USC Chan welcomes Rebecca Aldrich to faculty
September 26, 2018
Alumna’s research expertise includes occupational perspectives on marginalized populations.
By Mike McNulty
It’s been a decade since the September 2008 Wall Street bankruptcies that symbolically marked the start of America’s Great Recession. Yet while today’s jobless claims have fallen to once-in-a-generation lows, according to the Bureau of Labor Statistics 1.3 million Americans are still experiencing long-term unemployment, defined as joblessness for 27 weeks or longer.
USC Chan’s newest faculty member, Rebecca Aldrich BS ’05, MA ’06, has spent the last decade using occupational science to shed light on the lives of people who, for any number of reasons including unemployment status, have been pushed to society’s margins.

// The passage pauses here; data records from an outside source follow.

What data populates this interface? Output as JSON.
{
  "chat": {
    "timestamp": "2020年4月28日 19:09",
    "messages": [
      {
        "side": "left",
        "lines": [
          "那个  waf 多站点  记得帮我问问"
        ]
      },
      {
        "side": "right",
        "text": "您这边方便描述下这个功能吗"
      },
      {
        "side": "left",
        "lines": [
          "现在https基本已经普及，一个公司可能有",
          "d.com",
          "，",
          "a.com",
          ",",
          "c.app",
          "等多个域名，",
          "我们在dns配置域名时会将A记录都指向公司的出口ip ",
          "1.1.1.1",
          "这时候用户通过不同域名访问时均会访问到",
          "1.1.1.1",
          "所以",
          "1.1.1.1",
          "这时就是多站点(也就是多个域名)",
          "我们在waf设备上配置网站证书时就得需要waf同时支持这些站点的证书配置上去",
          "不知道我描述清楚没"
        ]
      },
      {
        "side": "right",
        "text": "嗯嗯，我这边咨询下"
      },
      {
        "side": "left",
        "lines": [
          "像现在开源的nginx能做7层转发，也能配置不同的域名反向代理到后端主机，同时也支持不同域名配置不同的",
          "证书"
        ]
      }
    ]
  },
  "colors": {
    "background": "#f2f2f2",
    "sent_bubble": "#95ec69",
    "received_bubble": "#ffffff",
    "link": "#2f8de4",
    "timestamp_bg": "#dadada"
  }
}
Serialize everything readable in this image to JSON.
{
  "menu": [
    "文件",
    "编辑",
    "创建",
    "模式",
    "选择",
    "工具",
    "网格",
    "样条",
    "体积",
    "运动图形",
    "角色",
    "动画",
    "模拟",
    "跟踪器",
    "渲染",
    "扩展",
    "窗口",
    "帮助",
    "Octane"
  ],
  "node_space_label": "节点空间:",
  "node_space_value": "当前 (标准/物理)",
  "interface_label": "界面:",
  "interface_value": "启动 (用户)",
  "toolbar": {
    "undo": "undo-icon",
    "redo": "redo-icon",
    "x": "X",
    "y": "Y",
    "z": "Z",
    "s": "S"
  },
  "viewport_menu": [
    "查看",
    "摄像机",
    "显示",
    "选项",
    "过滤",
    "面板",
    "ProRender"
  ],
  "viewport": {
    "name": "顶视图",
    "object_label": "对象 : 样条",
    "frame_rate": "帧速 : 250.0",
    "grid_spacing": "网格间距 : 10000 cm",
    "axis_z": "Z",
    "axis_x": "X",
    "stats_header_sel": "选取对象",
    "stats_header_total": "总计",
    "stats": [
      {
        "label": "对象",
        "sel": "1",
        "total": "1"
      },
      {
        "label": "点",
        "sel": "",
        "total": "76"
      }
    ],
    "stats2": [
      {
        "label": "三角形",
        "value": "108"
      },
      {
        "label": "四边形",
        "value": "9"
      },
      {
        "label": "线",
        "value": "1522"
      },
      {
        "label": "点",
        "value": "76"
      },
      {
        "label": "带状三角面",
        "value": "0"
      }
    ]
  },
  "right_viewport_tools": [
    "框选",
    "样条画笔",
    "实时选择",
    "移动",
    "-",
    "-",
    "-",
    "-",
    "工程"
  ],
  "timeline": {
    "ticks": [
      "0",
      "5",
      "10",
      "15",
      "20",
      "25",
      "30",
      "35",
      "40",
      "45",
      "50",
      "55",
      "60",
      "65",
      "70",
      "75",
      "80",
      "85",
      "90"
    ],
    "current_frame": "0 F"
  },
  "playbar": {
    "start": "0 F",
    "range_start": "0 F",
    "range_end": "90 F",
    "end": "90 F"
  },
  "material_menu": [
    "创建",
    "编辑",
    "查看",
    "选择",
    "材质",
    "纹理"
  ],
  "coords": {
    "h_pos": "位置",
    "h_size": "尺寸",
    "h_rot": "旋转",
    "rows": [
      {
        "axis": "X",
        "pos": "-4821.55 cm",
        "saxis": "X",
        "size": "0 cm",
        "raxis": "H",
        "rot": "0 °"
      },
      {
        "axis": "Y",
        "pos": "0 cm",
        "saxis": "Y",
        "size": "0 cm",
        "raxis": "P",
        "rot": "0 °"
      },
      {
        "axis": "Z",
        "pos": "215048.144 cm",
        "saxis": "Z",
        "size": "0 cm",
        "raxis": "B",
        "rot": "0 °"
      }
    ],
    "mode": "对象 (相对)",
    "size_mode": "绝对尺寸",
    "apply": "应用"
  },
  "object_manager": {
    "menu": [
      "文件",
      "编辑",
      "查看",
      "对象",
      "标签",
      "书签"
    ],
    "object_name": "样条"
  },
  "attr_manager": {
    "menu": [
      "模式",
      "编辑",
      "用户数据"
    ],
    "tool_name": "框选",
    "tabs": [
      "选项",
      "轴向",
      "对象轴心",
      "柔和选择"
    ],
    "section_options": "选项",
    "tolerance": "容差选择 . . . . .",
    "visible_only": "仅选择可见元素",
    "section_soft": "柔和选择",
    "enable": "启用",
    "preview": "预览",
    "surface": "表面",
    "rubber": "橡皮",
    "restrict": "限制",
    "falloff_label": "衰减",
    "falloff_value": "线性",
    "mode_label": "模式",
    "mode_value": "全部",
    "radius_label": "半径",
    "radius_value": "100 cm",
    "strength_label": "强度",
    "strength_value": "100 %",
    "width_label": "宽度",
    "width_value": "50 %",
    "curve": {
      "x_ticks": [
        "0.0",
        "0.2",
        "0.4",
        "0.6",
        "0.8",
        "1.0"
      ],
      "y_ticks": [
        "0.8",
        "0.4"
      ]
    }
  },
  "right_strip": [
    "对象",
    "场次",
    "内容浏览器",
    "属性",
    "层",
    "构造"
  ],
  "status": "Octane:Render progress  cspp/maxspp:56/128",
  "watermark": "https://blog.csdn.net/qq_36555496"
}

“In the U.S., if you are working full-time, you are considered to be occupying a “normal” social position,” Aldrich says. “But if you’re unemployed, you have been marginalized because you’re not conforming to the social norms of being an adult who works and who provides for themself and for a family.”
Aldrich’s research sees through the lens of peoples’ everyday activities in order to better understand what everyday life is like at the periphery. For example, without steady employment and a paycheck, daily routines often revolve around “resource seeking” activities — identifying, negotiating and utilizing social services, programs and subsidies like food pantries.
According to Aldrich, occupation-based research paints a picture of people’s everyday experiences that no other discipline can.
“Occupational science brings a perspective that simultaneously reminds us to be holistic and not reduce problems to a single factor, and to make an issue concrete by bringing it down to the everyday level,” she says. “So it’s not just about getting someone housing, or work, or supportive resources, but about how people access and engage in occupations that weave those things together.”
Coming back to campus
Aldrich, who was raised in Fresno, Calif., discovered occupational therapy literally by accident. The summer before she first arrived at USC as an undergraduate student, her brother sustained a severe broken leg and needed occupational therapy during his recovery. Once at USC, Aldrich enrolled in “OT 220: Introduction to Occupational Therapy” to learn more, and soon discovered what would become her professional calling.
“The ideas about occupation and health and humanity seemed so compelling,” says Aldrich, whose peer-reviewed articles have appeared in the Journal of Occupational Science, the American Journal of Occupational Therapy and the British Journal of Occupational Therapy. “I could ask the big questions and I could still be thinking about health and well-being.”
After earning her PhD degree in occupational science at the University of North Carolina, Chapel Hill and seven years as a faculty member at Saint Louis University, Aldrich is back on USC’s campus to grapple with questions that loom large indeed. Among them are USC Provost Michael Quick’s “Wicked Problems” initiative, a university-wide drive to tackle today’s most intractable, complex and persistent problems including poverty, cancer, aging and dementia. Aldrich’s research intersects with a number of these wicked problems, including homelessness, which makes coming back to alma mater a seamless move for the Trojan alumna.
“With USC Chan’s commitment to developing occupational science, and because I’m so squarely situated in the O.S. arena, USC provides a great opportunity for developing my work.”
Philosophy for the real world
In addition to her research about living through situations of social marginalization, Aldrich’s research portfolio focuses on two other major themes.
First, her scholarship of teaching and learning focuses on how concepts about occupation are taught around the world, and how that material is subsequently learned, critiqued and synthesized by students.
Secondly, she is interested in the theoretical and philosophical foundations of occupational science and occupational therapy, especially as they relate to the writings of educator and philosopher John Dewey.
As she begins the next chapter of her academic career at USC Chan, Aldrich reaffirms the pragmatic value of Deweyan approaches — with deep-seated beliefs in occupation’s capacity for nurturing freedom, equality, growth and justice in social relationships — to contemporary occupational science research.
“Dewey didn’t want to be an armchair philosopher,” Aldrich says. “He wanted to think about real-world issues and ways to consider them that would make those issues resolvable.”